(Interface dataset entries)
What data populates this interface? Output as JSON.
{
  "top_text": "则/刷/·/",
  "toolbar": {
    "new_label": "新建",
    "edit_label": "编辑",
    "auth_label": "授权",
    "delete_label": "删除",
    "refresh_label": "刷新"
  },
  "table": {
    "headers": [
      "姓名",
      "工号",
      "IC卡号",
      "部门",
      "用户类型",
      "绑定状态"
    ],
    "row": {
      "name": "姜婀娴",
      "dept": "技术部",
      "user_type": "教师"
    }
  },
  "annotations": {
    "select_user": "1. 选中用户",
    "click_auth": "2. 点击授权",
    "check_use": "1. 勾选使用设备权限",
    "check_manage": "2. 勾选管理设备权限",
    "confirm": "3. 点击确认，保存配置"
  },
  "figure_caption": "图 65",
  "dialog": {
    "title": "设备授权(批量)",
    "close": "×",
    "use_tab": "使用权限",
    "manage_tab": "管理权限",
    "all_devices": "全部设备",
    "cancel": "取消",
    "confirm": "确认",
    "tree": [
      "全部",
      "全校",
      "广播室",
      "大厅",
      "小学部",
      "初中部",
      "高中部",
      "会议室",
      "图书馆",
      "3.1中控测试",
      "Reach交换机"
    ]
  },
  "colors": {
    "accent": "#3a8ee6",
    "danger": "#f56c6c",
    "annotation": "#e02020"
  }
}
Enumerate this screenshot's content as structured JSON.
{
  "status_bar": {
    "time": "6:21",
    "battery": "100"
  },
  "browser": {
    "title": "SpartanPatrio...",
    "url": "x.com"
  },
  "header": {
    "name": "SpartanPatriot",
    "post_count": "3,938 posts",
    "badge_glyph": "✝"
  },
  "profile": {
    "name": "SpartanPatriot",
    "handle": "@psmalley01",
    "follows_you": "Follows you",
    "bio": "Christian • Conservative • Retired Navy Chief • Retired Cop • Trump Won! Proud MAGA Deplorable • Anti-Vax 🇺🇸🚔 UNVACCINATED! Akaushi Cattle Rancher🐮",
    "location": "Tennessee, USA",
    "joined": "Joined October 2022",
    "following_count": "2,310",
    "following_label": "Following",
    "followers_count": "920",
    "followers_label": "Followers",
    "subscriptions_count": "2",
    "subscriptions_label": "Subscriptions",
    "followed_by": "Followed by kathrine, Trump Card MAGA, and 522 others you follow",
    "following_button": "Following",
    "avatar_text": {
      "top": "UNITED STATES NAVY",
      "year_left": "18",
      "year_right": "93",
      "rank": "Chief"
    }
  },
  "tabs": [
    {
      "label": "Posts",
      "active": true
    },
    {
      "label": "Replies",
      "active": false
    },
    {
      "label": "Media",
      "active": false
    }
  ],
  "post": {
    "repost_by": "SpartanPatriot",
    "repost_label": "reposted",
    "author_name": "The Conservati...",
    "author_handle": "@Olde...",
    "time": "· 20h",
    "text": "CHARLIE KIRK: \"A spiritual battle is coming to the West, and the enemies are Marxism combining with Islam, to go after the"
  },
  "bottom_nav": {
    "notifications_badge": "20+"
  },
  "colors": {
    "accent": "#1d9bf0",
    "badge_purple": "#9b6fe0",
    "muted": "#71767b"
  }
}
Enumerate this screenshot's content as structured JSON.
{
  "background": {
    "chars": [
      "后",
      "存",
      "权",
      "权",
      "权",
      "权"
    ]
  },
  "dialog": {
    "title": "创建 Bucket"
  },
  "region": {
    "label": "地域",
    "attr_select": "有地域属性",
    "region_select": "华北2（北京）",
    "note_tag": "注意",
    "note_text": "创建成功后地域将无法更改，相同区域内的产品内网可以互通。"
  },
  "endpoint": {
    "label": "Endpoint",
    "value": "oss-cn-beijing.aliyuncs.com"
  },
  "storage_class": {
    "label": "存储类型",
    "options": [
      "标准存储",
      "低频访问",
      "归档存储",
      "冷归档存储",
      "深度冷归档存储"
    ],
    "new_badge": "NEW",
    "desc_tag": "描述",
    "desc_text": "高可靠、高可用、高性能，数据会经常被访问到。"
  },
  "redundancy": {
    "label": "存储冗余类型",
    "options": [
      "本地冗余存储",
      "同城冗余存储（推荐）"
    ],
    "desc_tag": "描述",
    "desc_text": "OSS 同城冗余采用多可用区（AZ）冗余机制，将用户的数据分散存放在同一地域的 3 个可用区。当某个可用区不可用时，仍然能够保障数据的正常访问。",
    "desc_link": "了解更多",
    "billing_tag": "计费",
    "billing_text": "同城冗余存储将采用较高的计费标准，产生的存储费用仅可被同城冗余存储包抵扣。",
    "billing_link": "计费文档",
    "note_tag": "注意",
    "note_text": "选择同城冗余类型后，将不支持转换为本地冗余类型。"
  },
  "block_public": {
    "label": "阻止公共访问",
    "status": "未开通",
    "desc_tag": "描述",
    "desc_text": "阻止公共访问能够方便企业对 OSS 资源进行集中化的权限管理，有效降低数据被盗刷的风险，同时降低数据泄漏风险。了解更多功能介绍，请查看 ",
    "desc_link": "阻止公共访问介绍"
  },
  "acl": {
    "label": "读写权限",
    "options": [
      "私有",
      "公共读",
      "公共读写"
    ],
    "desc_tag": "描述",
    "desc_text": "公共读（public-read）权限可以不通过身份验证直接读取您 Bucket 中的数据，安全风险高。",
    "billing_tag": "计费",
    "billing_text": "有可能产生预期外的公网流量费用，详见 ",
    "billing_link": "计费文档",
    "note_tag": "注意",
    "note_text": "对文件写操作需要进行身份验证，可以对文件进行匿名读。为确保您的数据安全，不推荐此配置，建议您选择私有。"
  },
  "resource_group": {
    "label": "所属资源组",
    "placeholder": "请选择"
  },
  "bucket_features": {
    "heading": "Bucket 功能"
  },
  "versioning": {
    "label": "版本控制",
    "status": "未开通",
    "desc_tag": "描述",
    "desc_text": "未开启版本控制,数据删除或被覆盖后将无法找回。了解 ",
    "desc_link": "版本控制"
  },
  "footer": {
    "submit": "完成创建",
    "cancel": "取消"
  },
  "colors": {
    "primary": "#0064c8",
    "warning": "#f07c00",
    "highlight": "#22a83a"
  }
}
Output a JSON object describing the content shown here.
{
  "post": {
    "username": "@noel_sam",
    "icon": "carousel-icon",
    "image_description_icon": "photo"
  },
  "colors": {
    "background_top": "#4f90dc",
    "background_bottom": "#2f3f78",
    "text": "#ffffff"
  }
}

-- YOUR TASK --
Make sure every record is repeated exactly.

-- TASK OUTPUT --
What data populates this interface? Output as JSON.
{
  "top_text": "则/刷/·/",
  "toolbar": {
    "new_label": "新建",
    "edit_label": "编辑",
    "auth_label": "授权",
    "delete_label": "删除",
    "refresh_label": "刷新"
  },
  "table": {
    "headers": [
      "姓名",
      "工号",
      "IC卡号",
      "部门",
      "用户类型",
      "绑定状态"
    ],
    "row": {
      "name": "姜婀娴",
      "dept": "技术部",
      "user_type": "教师"
    }
  },
  "annotations": {
    "select_user": "1. 选中用户",
    "click_auth": "2. 点击授权",
    "check_use": "1. 勾选使用设备权限",
    "check_manage": "2. 勾选管理设备权限",
    "confirm": "3. 点击确认，保存配置"
  },
  "figure_caption": "图 65",
  "dialog": {
    "title": "设备授权(批量)",
    "close": "×",
    "use_tab": "使用权限",
    "manage_tab": "管理权限",
    "all_devices": "全部设备",
    "cancel": "取消",
    "confirm": "确认",
    "tree": [
      "全部",
      "全校",
      "广播室",
      "大厅",
      "小学部",
      "初中部",
      "高中部",
      "会议室",
      "图书馆",
      "3.1中控测试",
      "Reach交换机"
    ]
  },
  "colors": {
    "accent": "#3a8ee6",
    "danger": "#f56c6c",
    "annotation": "#e02020"
  }
}
Enumerate this screenshot's content as structured JSON.
{
  "status_bar": {
    "time": "6:21",
    "battery": "100"
  },
  "browser": {
    "title": "SpartanPatrio...",
    "url": "x.com"
  },
  "header": {
    "name": "SpartanPatriot",
    "post_count": "3,938 posts",
    "badge_glyph": "✝"
  },
  "profile": {
    "name": "SpartanPatriot",
    "handle": "@psmalley01",
    "follows_you": "Follows you",
    "bio": "Christian • Conservative • Retired Navy Chief • Retired Cop • Trump Won! Proud MAGA Deplorable • Anti-Vax 🇺🇸🚔 UNVACCINATED! Akaushi Cattle Rancher🐮",
    "location": "Tennessee, USA",
    "joined": "Joined October 2022",
    "following_count": "2,310",
    "following_label": "Following",
    "followers_count": "920",
    "followers_label": "Followers",
    "subscriptions_count": "2",
    "subscriptions_label": "Subscriptions",
    "followed_by": "Followed by kathrine, Trump Card MAGA, and 522 others you follow",
    "following_button": "Following",
    "avatar_text": {
      "top": "UNITED STATES NAVY",
      "year_left": "18",
      "year_right": "93",
      "rank": "Chief"
    }
  },
  "tabs": [
    {
      "label": "Posts",
      "active": true
    },
    {
      "label": "Replies",
      "active": false
    },
    {
      "label": "Media",
      "active": false
    }
  ],
  "post": {
    "repost_by": "SpartanPatriot",
    "repost_label": "reposted",
    "author_name": "The Conservati...",
    "author_handle": "@Olde...",
    "time": "· 20h",
    "text": "CHARLIE KIRK: \"A spiritual battle is coming to the West, and the enemies are Marxism combining with Islam, to go after the"
  },
  "bottom_nav": {
    "notifications_badge": "20+"
  },
  "colors": {
    "accent": "#1d9bf0",
    "badge_purple": "#9b6fe0",
    "muted": "#71767b"
  }
}
Enumerate this screenshot's content as structured JSON.
{
  "background": {
    "chars": [
      "后",
      "存",
      "权",
      "权",
      "权",
      "权"
    ]
  },
  "dialog": {
    "title": "创建 Bucket"
  },
  "region": {
    "label": "地域",
    "attr_select": "有地域属性",
    "region_select": "华北2（北京）",
    "note_tag": "注意",
    "note_text": "创建成功后地域将无法更改，相同区域内的产品内网可以互通。"
  },
  "endpoint": {
    "label": "Endpoint",
    "value": "oss-cn-beijing.aliyuncs.com"
  },
  "storage_class": {
    "label": "存储类型",
    "options": [
      "标准存储",
      "低频访问",
      "归档存储",
      "冷归档存储",
      "深度冷归档存储"
    ],
    "new_badge": "NEW",
    "desc_tag": "描述",
    "desc_text": "高可靠、高可用、高性能，数据会经常被访问到。"
  },
  "redundancy": {
    "label": "存储冗余类型",
    "options": [
      "本地冗余存储",
      "同城冗余存储（推荐）"
    ],
    "desc_tag": "描述",
    "desc_text": "OSS 同城冗余采用多可用区（AZ）冗余机制，将用户的数据分散存放在同一地域的 3 个可用区。当某个可用区不可用时，仍然能够保障数据的正常访问。",
    "desc_link": "了解更多",
    "billing_tag": "计费",
    "billing_text": "同城冗余存储将采用较高的计费标准，产生的存储费用仅可被同城冗余存储包抵扣。",
    "billing_link": "计费文档",
    "note_tag": "注意",
    "note_text": "选择同城冗余类型后，将不支持转换为本地冗余类型。"
  },
  "block_public": {
    "label": "阻止公共访问",
    "status": "未开通",
    "desc_tag": "描述",
    "desc_text": "阻止公共访问能够方便企业对 OSS 资源进行集中化的权限管理，有效降低数据被盗刷的风险，同时降低数据泄漏风险。了解更多功能介绍，请查看 ",
    "desc_link": "阻止公共访问介绍"
  },
  "acl": {
    "label": "读写权限",
    "options": [
      "私有",
      "公共读",
      "公共读写"
    ],
    "desc_tag": "描述",
    "desc_text": "公共读（public-read）权限可以不通过身份验证直接读取您 Bucket 中的数据，安全风险高。",
    "billing_tag": "计费",
    "billing_text": "有可能产生预期外的公网流量费用，详见 ",
    "billing_link": "计费文档",
    "note_tag": "注意",
    "note_text": "对文件写操作需要进行身份验证，可以对文件进行匿名读。为确保您的数据安全，不推荐此配置，建议您选择私有。"
  },
  "resource_group": {
    "label": "所属资源组",
    "placeholder": "请选择"
  },
  "bucket_features": {
    "heading": "Bucket 功能"
  },
  "versioning": {
    "label": "版本控制",
    "status": "未开通",
    "desc_tag": "描述",
    "desc_text": "未开启版本控制,数据删除或被覆盖后将无法找回。了解 ",
    "desc_link": "版本控制"
  },
  "footer": {
    "submit": "完成创建",
    "cancel": "取消"
  },
  "colors": {
    "primary": "#0064c8",
    "warning": "#f07c00",
    "highlight": "#22a83a"
  }
}
Output a JSON object describing the content shown here.
{
  "post": {
    "username": "@noel_sam",
    "icon": "carousel-icon",
    "image_description_icon": "photo"
  },
  "colors": {
    "background_top": "#4f90dc",
    "background_bottom": "#2f3f78",
    "text": "#ffffff"
  }
}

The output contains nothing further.